Montana hospitals express concern over ongoing health-care uncertainty

Bob Olsen, senior vice president of the Montana Hospital Association, expresses his concerns over ongoing uncertainties in the health care law and the impacts they’re having on providers and patients during a summit held at Providence St. Patrick Hospital.

A spokesman for Sen. Steve Daines said the senator is holding firm to Republican Party efforts to repeal and replace the Affordable Care Act, a move that has raised concerns among state providers and Montana Hospital Association members who are looking for predictability in the system.

At the Critical Care Hospital Summit in Missoula last week, Brad Kehr, counsel to Daines, said the Montana Republican believes that Obamacare was drafted as a fundamentally flawed law and premiums have skyrocketed as a result.

“This year, we’re talking about challenges with increases in premiums of a major carrier in Montana of 23 percent,” Kehr said. “One of the challenges we also face is that 23 percent isn’t just coming off this year, it’s coming off an increase of 133 percent over the last five years.”

Kehr, who specializes in health care and judicial issues, said Daines believes the increase in premiums is hurting Montana farmers and ranchers and the state’s small businesses.

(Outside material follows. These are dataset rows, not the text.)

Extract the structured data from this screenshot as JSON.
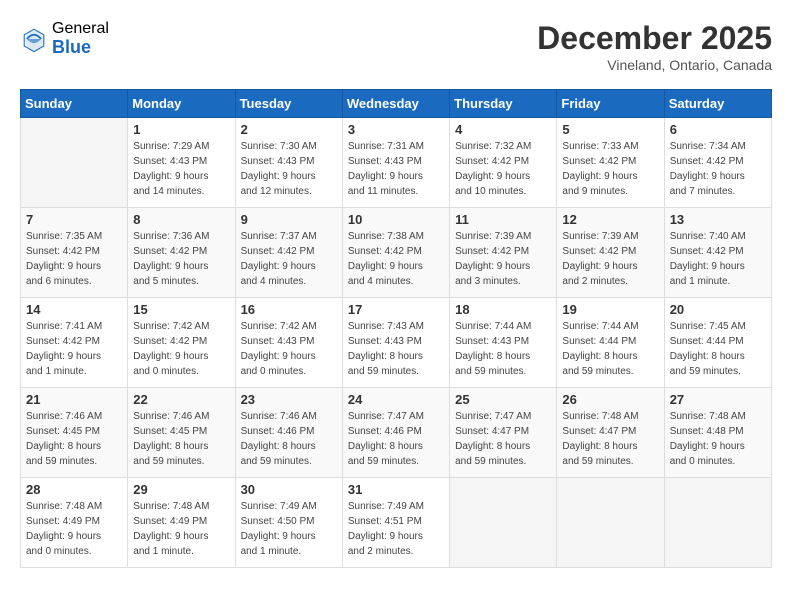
{
  "logo": {
    "general": "General",
    "blue": "Blue"
  },
  "title": {
    "month": "December 2025",
    "location": "Vineland, Ontario, Canada"
  },
  "headers": [
    "Sunday",
    "Monday",
    "Tuesday",
    "Wednesday",
    "Thursday",
    "Friday",
    "Saturday"
  ],
  "weeks": [
    [
      {
        "day": "",
        "info": ""
      },
      {
        "day": "1",
        "info": "Sunrise: 7:29 AM\nSunset: 4:43 PM\nDaylight: 9 hours\nand 14 minutes."
      },
      {
        "day": "2",
        "info": "Sunrise: 7:30 AM\nSunset: 4:43 PM\nDaylight: 9 hours\nand 12 minutes."
      },
      {
        "day": "3",
        "info": "Sunrise: 7:31 AM\nSunset: 4:43 PM\nDaylight: 9 hours\nand 11 minutes."
      },
      {
        "day": "4",
        "info": "Sunrise: 7:32 AM\nSunset: 4:42 PM\nDaylight: 9 hours\nand 10 minutes."
      },
      {
        "day": "5",
        "info": "Sunrise: 7:33 AM\nSunset: 4:42 PM\nDaylight: 9 hours\nand 9 minutes."
      },
      {
        "day": "6",
        "info": "Sunrise: 7:34 AM\nSunset: 4:42 PM\nDaylight: 9 hours\nand 7 minutes."
      }
    ],
    [
      {
        "day": "7",
        "info": "Sunrise: 7:35 AM\nSunset: 4:42 PM\nDaylight: 9 hours\nand 6 minutes."
      },
      {
        "day": "8",
        "info": "Sunrise: 7:36 AM\nSunset: 4:42 PM\nDaylight: 9 hours\nand 5 minutes."
      },
      {
        "day": "9",
        "info": "Sunrise: 7:37 AM\nSunset: 4:42 PM\nDaylight: 9 hours\nand 4 minutes."
      },
      {
        "day": "10",
        "info": "Sunrise: 7:38 AM\nSunset: 4:42 PM\nDaylight: 9 hours\nand 4 minutes."
      },
      {
        "day": "11",
        "info": "Sunrise: 7:39 AM\nSunset: 4:42 PM\nDaylight: 9 hours\nand 3 minutes."
      },
      {
        "day": "12",
        "info": "Sunrise: 7:39 AM\nSunset: 4:42 PM\nDaylight: 9 hours\nand 2 minutes."
      },
      {
        "day": "13",
        "info": "Sunrise: 7:40 AM\nSunset: 4:42 PM\nDaylight: 9 hours\nand 1 minute."
      }
    ],
    [
      {
        "day": "14",
        "info": "Sunrise: 7:41 AM\nSunset: 4:42 PM\nDaylight: 9 hours\nand 1 minute."
      },
      {
        "day": "15",
        "info": "Sunrise: 7:42 AM\nSunset: 4:42 PM\nDaylight: 9 hours\nand 0 minutes."
      },
      {
        "day": "16",
        "info": "Sunrise: 7:42 AM\nSunset: 4:43 PM\nDaylight: 9 hours\nand 0 minutes."
      },
      {
        "day": "17",
        "info": "Sunrise: 7:43 AM\nSunset: 4:43 PM\nDaylight: 8 hours\nand 59 minutes."
      },
      {
        "day": "18",
        "info": "Sunrise: 7:44 AM\nSunset: 4:43 PM\nDaylight: 8 hours\nand 59 minutes."
      },
      {
        "day": "19",
        "info": "Sunrise: 7:44 AM\nSunset: 4:44 PM\nDaylight: 8 hours\nand 59 minutes."
      },
      {
        "day": "20",
        "info": "Sunrise: 7:45 AM\nSunset: 4:44 PM\nDaylight: 8 hours\nand 59 minutes."
      }
    ],
    [
      {
        "day": "21",
        "info": "Sunrise: 7:46 AM\nSunset: 4:45 PM\nDaylight: 8 hours\nand 59 minutes."
      },
      {
        "day": "22",
        "info": "Sunrise: 7:46 AM\nSunset: 4:45 PM\nDaylight: 8 hours\nand 59 minutes."
      },
      {
        "day": "23",
        "info": "Sunrise: 7:46 AM\nSunset: 4:46 PM\nDaylight: 8 hours\nand 59 minutes."
      },
      {
        "day": "24",
        "info": "Sunrise: 7:47 AM\nSunset: 4:46 PM\nDaylight: 8 hours\nand 59 minutes."
      },
      {
        "day": "25",
        "info": "Sunrise: 7:47 AM\nSunset: 4:47 PM\nDaylight: 8 hours\nand 59 minutes."
      },
      {
        "day": "26",
        "info": "Sunrise: 7:48 AM\nSunset: 4:47 PM\nDaylight: 8 hours\nand 59 minutes."
      },
      {
        "day": "27",
        "info": "Sunrise: 7:48 AM\nSunset: 4:48 PM\nDaylight: 9 hours\nand 0 minutes."
      }
    ],
    [
      {
        "day": "28",
        "info": "Sunrise: 7:48 AM\nSunset: 4:49 PM\nDaylight: 9 hours\nand 0 minutes."
      },
      {
        "day": "29",
        "info": "Sunrise: 7:48 AM\nSunset: 4:49 PM\nDaylight: 9 hours\nand 1 minute."
      },
      {
        "day": "30",
        "info": "Sunrise: 7:49 AM\nSunset: 4:50 PM\nDaylight: 9 hours\nand 1 minute."
      },
      {
        "day": "31",
        "info": "Sunrise: 7:49 AM\nSunset: 4:51 PM\nDaylight: 9 hours\nand 2 minutes."
      },
      {
        "day": "",
        "info": ""
      },
      {
        "day": "",
        "info": ""
      },
      {
        "day": "",
        "info": ""
      }
    ]
  ]
}
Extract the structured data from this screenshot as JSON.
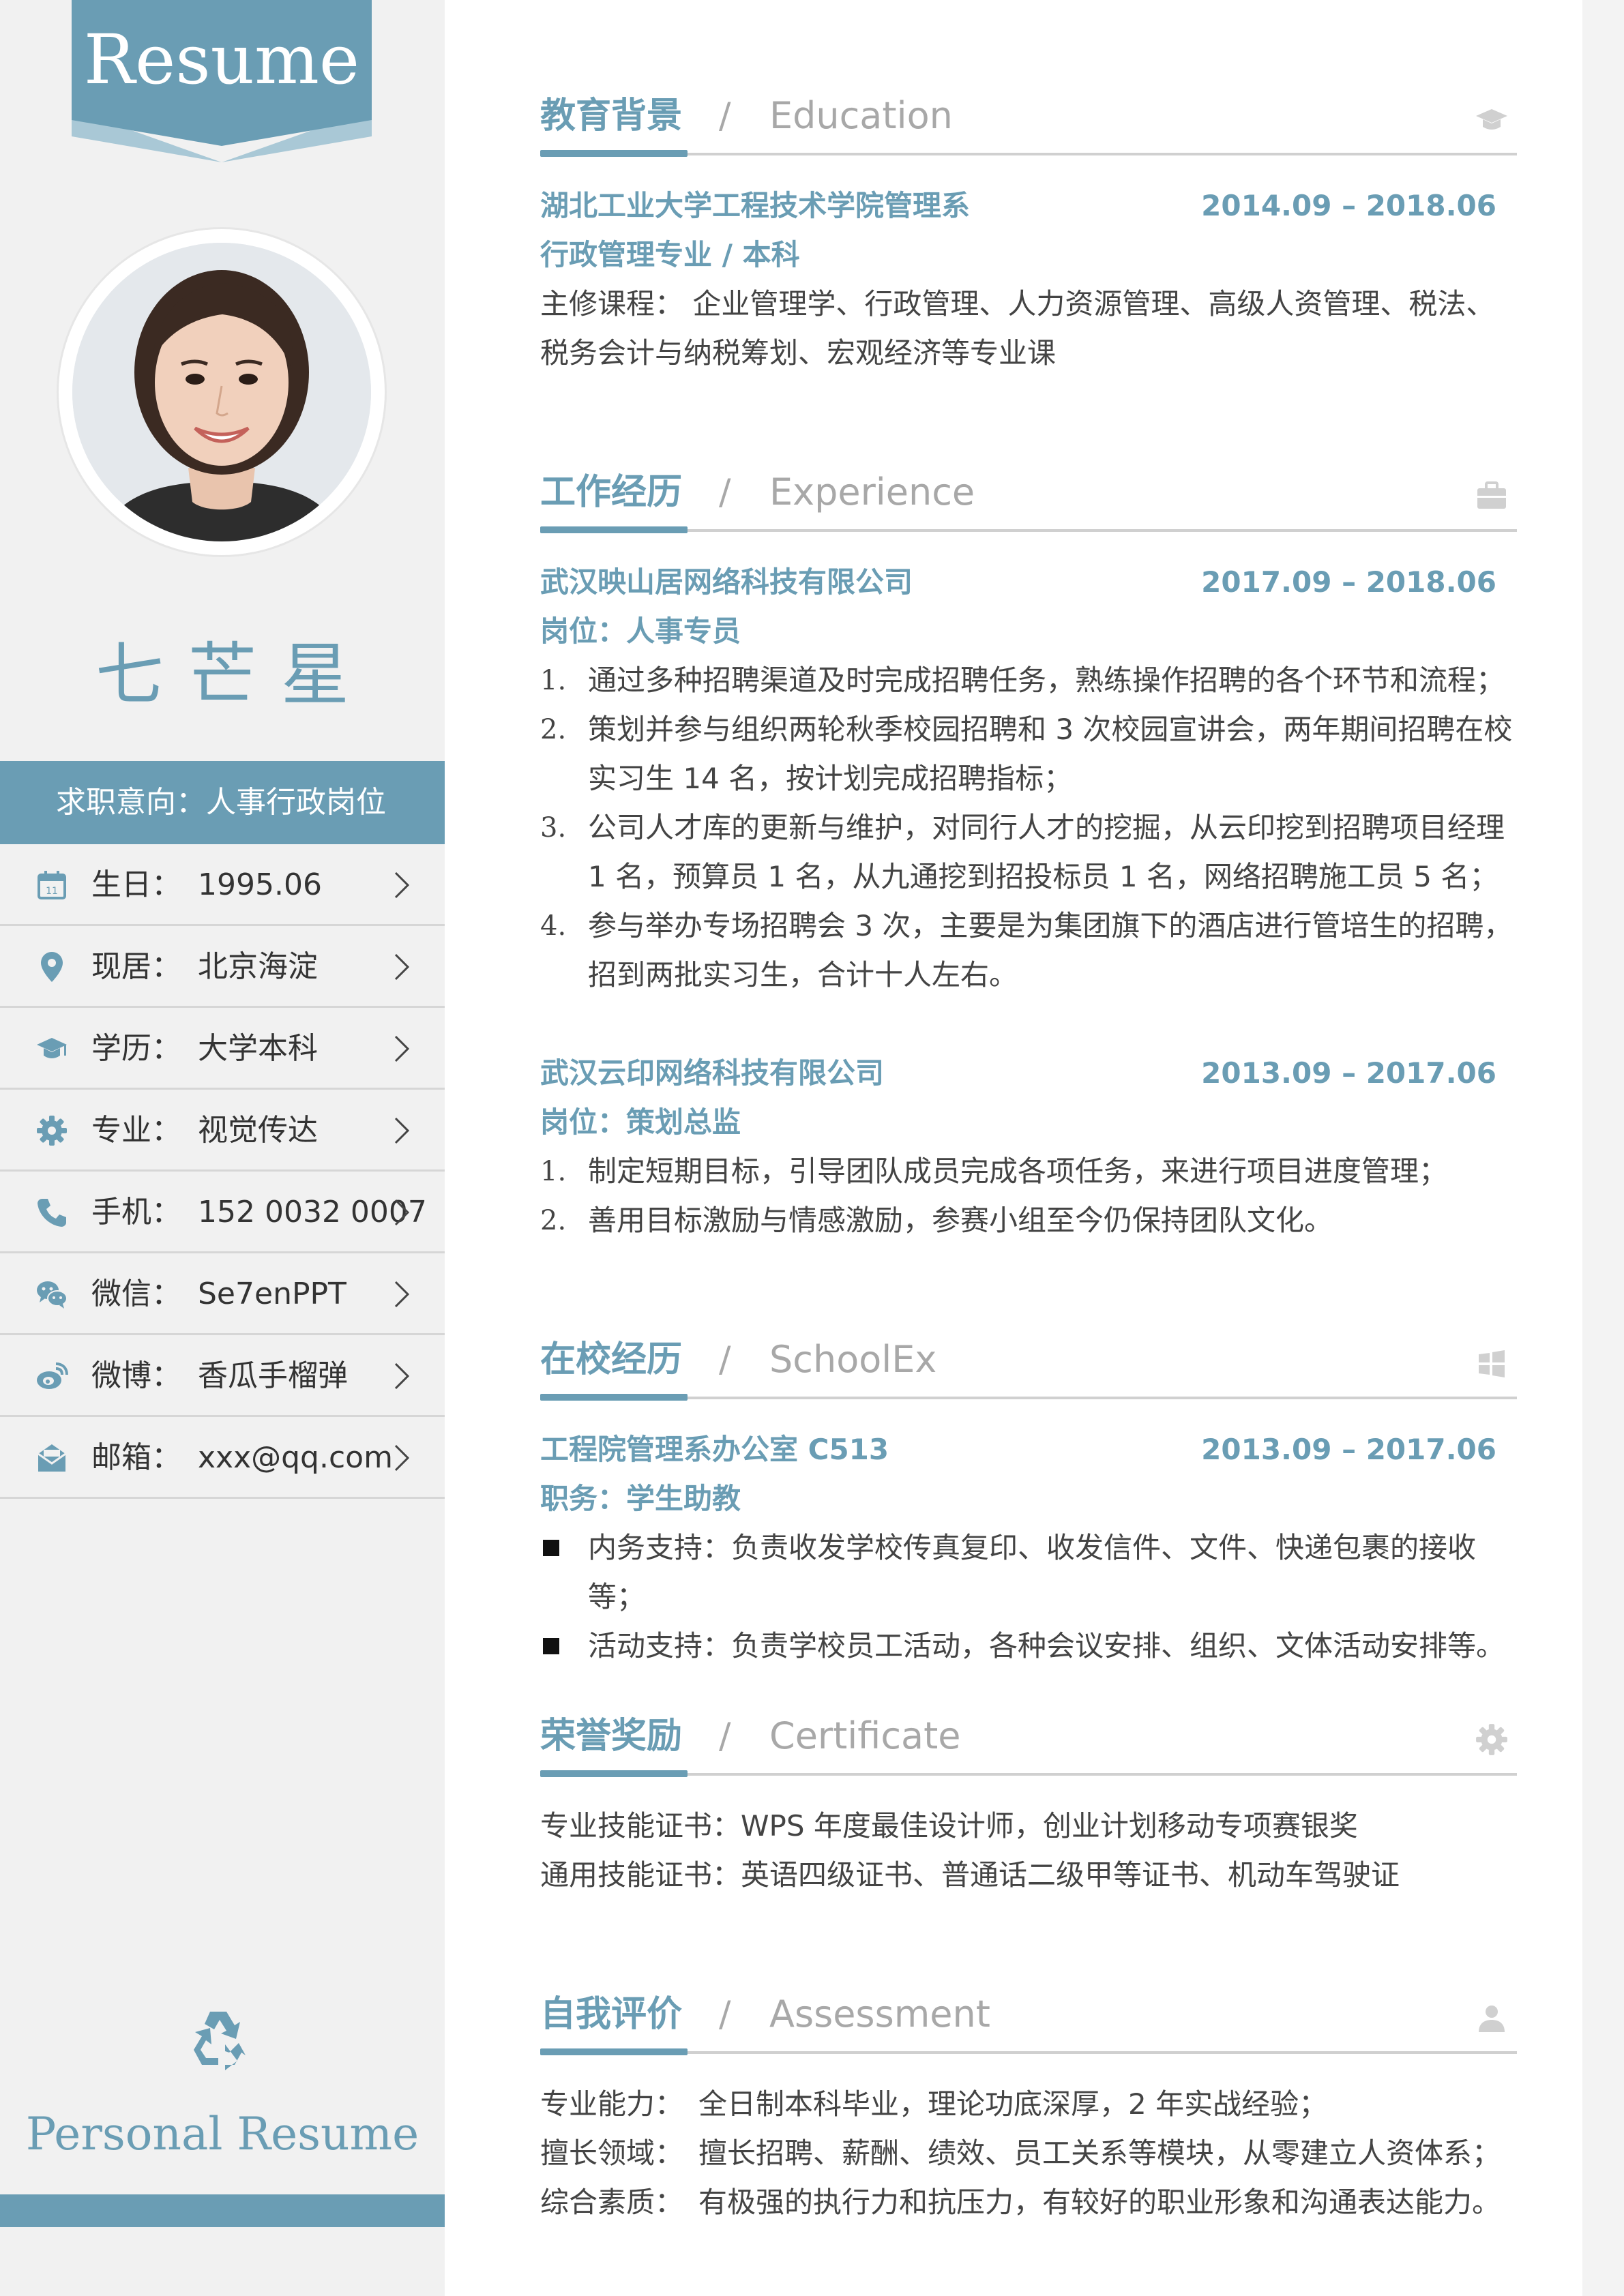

Opponents of repeal and replace believe the GOP is intentionally undermining the system, which has caused the recent increase in premiums.

While GOP efforts to repeal and replace the nation’s prevailing health care law have stalled, Kehr said, the conversation in Congress will return to health care again next year.

“The interesting thing too is that Obamacare instituted what we’ve come to call a poverty tax,” said Kehr. “Eighty percent of the individuals in Montana who are paying the penalty on the individual mandate are actually making less than $50,000 a year, and 50 percent of them are making less than $25,000 a year. This consequence on the poor is not what Obamacare was designed to do, but it’s what the law is doing.”

Congress is currently faced with two opposing bills to address health care, including one crafted by Sen. Lamar Alexander, R-Tenn., and Sen. Patty Murray, D-Washington. The so-called Alexander-Murray bill would work to stabilize Obamacare by guaranteeing the payment of critical subsidies for two years.

But President Donald Trump has criticized the bipartisan plan, as has the conservative wing of the GOP. Daines opposes the proposal as well but supports a more conservative plan crafted by Republicans Sen. Orrin Hatch of Utah and Rep. Kevin Brady of Texas.

That proposal would fund subsidy payments while suspending the individual mandate. It would also waive the employer mandate for two years and introduce new abortion-related restrictions.

“Alexander-Murray has been presented, but it creates a difficult situation – it continues Obamacare,” said Kehr. “The Hatch-Brady proposal provides additional flexibility for states to actually create new plans.”

While the health-care debate continues to evolve in Washington, D.C., Robert Olsen, the senior vice president of the Montana Hospital Association, expressed concerns over the ongoing uncertainties in health care.

“You think things are changing quickly now, just give it a few years and watch how fast this environment destabilizes,” he said.

“When you look at the changes in Obamacare and the ACA, you see what I’ve now begun to call the mirage of health care. We’re going to repeal a bill and replace it with something else. We know what repeal means – it’s gone. We know also know what replace means – it’s a mirage.”

Olsen said that so-called mirage comes in the GOP’s promise of flexibility, though some hospital providers don’t believe that can or will happen. Olsen said he’s called on state legislators “to name one thing that’s going to be flexible” if the GOP plan is put in place.

“When you look at the total of the law, the first thing it says is that we’re going to cap Medicaid, we’re going to constrain the growth of Medicaid and the federal government is going to take $500 billion in savings into its pocket right off the top,” said Olsen.

Olsen doesn’t believe any flexibility will come from such cuts, and when added to those at the state level, the resulting impacts could become critical, resulting in a downward spiral of lost payments to critical access hospitals.

“If you respond by cutting your own costs, Medicare and Medicaid reduces your payments even further,” Olsen said. “You can’t cut your way out of a reduction in government payments.”

Olsen believes the GOP’s efforts to creative more flexibility could also hurt consumers.

“Consumers are being sold plans that don’t cover what they think they’re buying, and when they finally do need health care services, they find out they have the wrong plan,” he said.

“There’s an awful lot of ambition to put the risk on you folks and on your facilities to bear the risk,” he added. “That’s the risk of affordability, the risk of access, and the risk of making sure your consumers aren’t poorly insured, underinsured and without access to the care they need.”

Robyn Madison, a spokesperson for Sen. Jon Tester, said the Montana Democrat is on a waiting list to sign on in support of the Alexander-Murray bill. She said Tester has also co-sponsored legislation to maintain access to care, lower costs and create predictability to help hospitals set their rates.